While there is still a year between now and the 2020 Senate District 5 GOP primary, the smart money is on Jennifer Bradley to win the nomination.
Mrs. Bradley’s husband Rob is the current incumbent. The Fleming Island Republican serves as the Senate appropriations chair, a traditionally prized position for those who value consideration in the state budget.
As Florida Politics reported first, Jennifer Bradley opened her campaign account at the front of August.
A “campaign kickoff” event Aug. 27 at Green Cove Springs’ Clay Theater suggests she will have considerable institutional support.
Senate President Bill Galvano and President-Designate Wilton Simpson will be there, along with the current incumbent, Sen. Aaron Bean, and Sen. Travis Hutson.
Rep. Travis Cummings, the incumbent’s best friend, will be there with House colleagues Chuck Brannan, Chuck Clemons, and non-Chucks Bobby Payne and Charlie Stone.
A cavalcade of county level politicians will also be in attendance.
Mrs. Bradley will be raising money for two accounts.
The Jennifer Bradley for State Senate campaign has a $1,000 maximum contribution. Odds are favorable that Mrs. Bradley may draw some checks that approach that threshold.
The incumbent’s perpetually-active Working for Florida’s Families political committee will, appropriately enough, stay in the family.
For those who seek to write checks of $1,001 or more, that account can handle those contributions.
Currently, roughly $650,000 sits in the committee coffers, suggesting that the candidate will have some resources to get her message to the voters.
Bradley, a lawyer and the owner of Hibernia Property Management, is currently the only major party candidate vying for the seat. She joins Libertarian Matthew Charles McCary.
SD 5 covers a broad swath of North Florida, including the whole of Baker, Bradford, Clay, Columbia, Dixie, Gilchrist, Lafayette, Levy, Suwannee and Union counties as well as a piece of western Marion County.
The district has a definite GOP advantage — according to the most recent statistics from the Florida Division of Elections, about 51 percent of the district’s voters are registered Republicans while about 29 percent are registered Democrats.
In 2016, the last time the seat was on the ballot, Bradley didn’t face a challenger.
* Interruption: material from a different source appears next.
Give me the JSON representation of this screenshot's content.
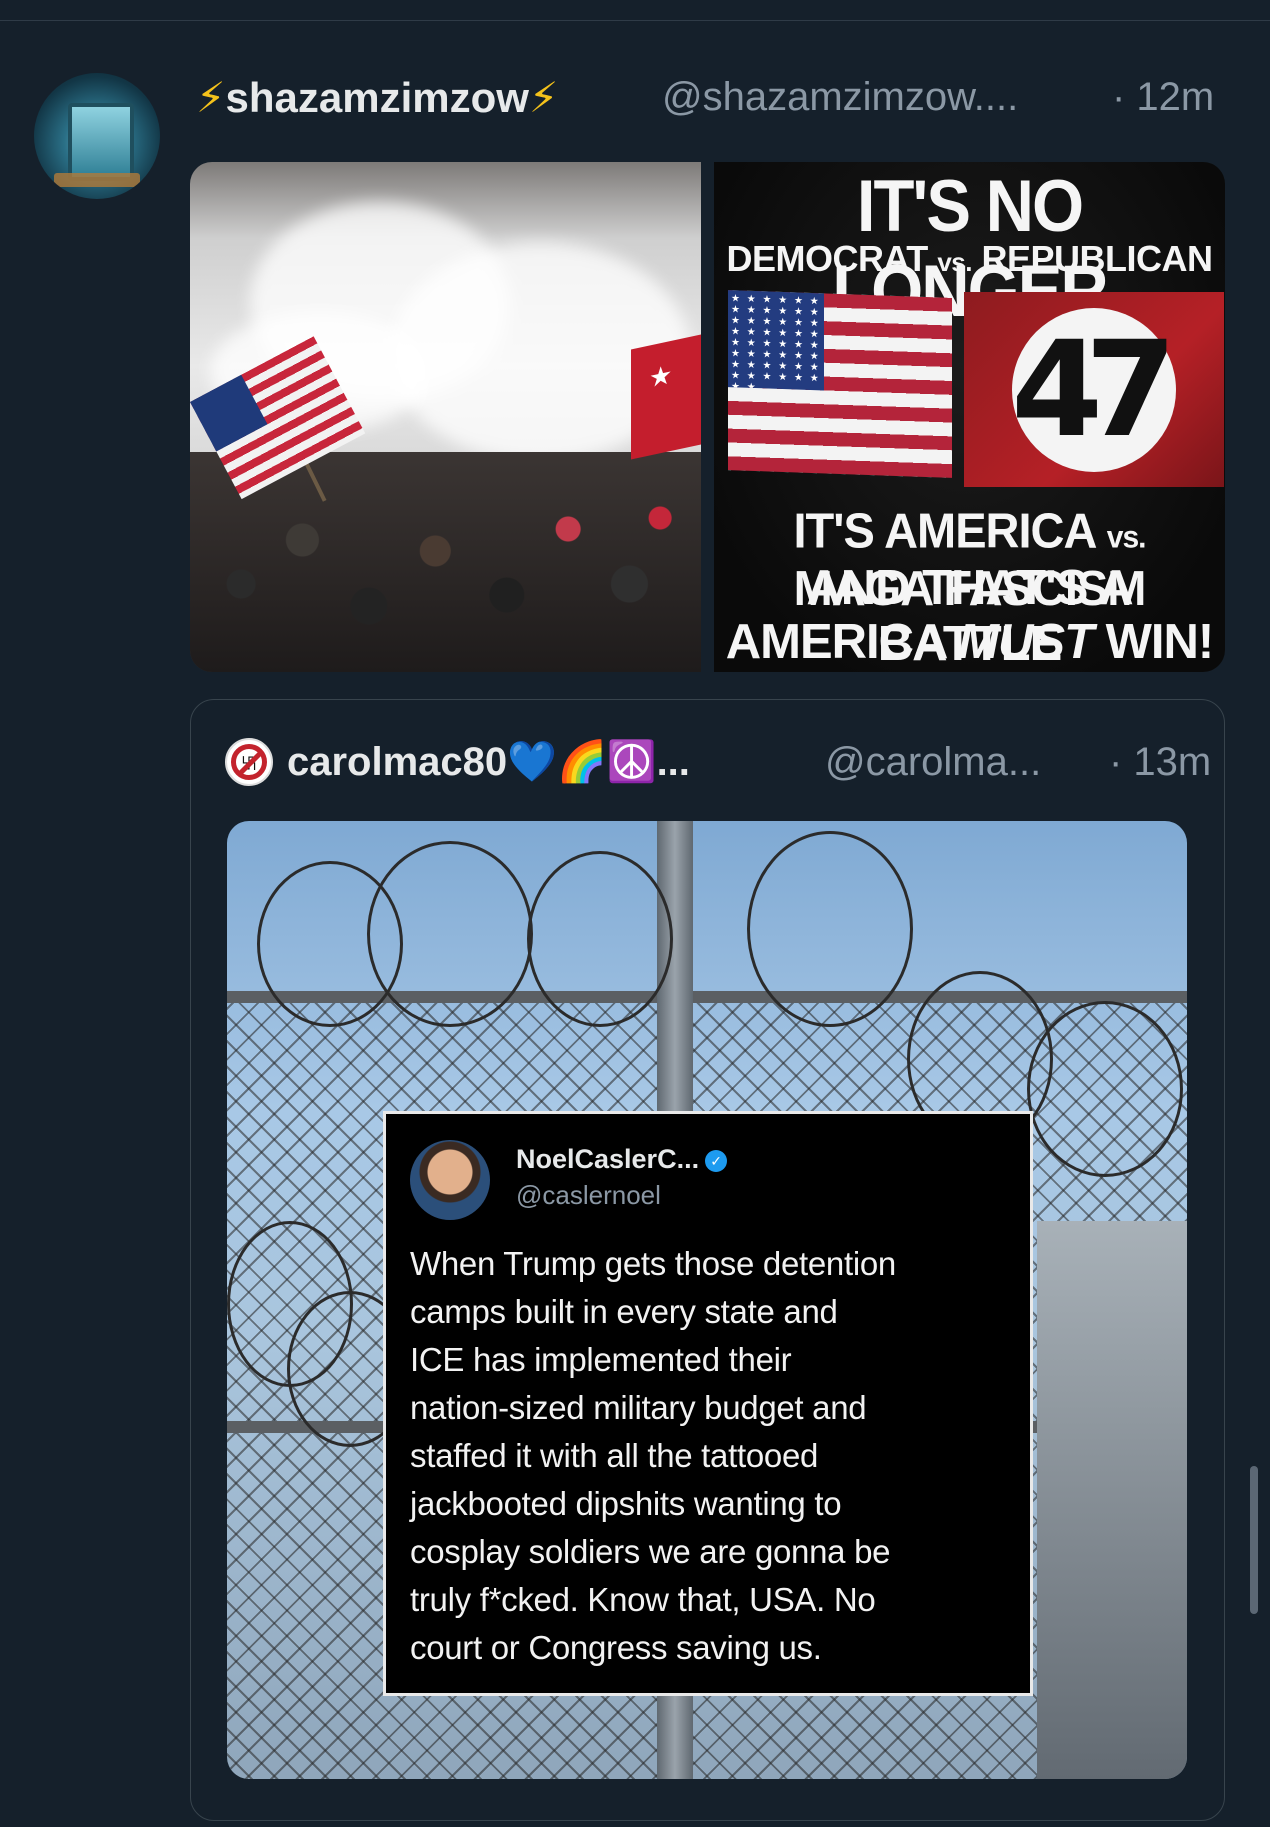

That cycle also saw the district go for President Donald Trump at the top of the ticket by a 3-to-1 margin.